A report by the US Department of Justice National Drug Intelligence Center which calculates the financial cost of illicit drug use on American productivity, health and crime. The report found that the total cost of use in 2007 was $193 billion, with criminal justice system costs accounting for $56 billion of this figure.
A report which examines how the misuse of drugs has been framed as a security issue – a threat to humanity which is intended to justify the extraordinary measures of worldwide prohibition and a militarised war.
At the 2010 Harm Reduction Conference in Austin, Texas, Professor William Martin, from the Baker Institute for Public Policy at Rice University, discusses how current US and Mexican drug policies lead to highly inflated narcotics prices and consequently fuel crime and violence in both countries. He claims the extent of this instability means that Mexico is in danger of becoming a 'failed state'.
Daniel Robelo from the Drug Policy Alliance provides an historical overview of Mexico's illicit drug trade. He reveals the staggering profits made by the heads of Mexican cartels and the extent of their resources and power.
Dr Kathleen Staudt, Professor of Political Science at the University of Texas at El Paso, describes how drug-related violence in Mexico has skyrocketed in recent years, in particular in CiudadJuárez, which is now the murder capital of the world. Staudt argues that the vast resources committed to law enforcement measures would be better employed in tackling the root causes of problematic drug use.

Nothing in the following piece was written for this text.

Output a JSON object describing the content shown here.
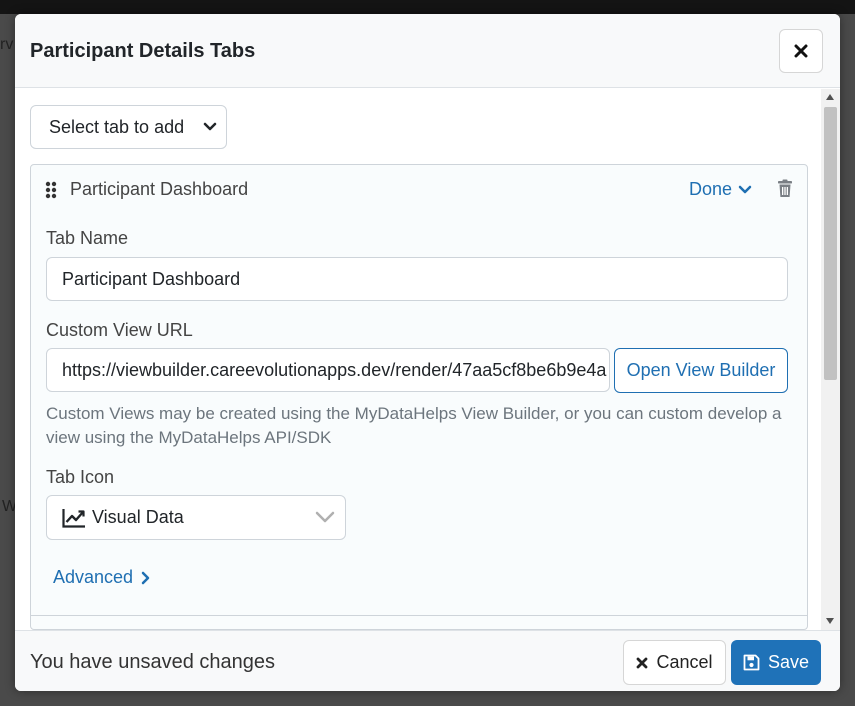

Former governor of New Mexico and 2012 presidential candidate Gary Johnson highlights the number of arrests for drug possession made in America every year and the financial cost of this punitive approach to US taxpayers.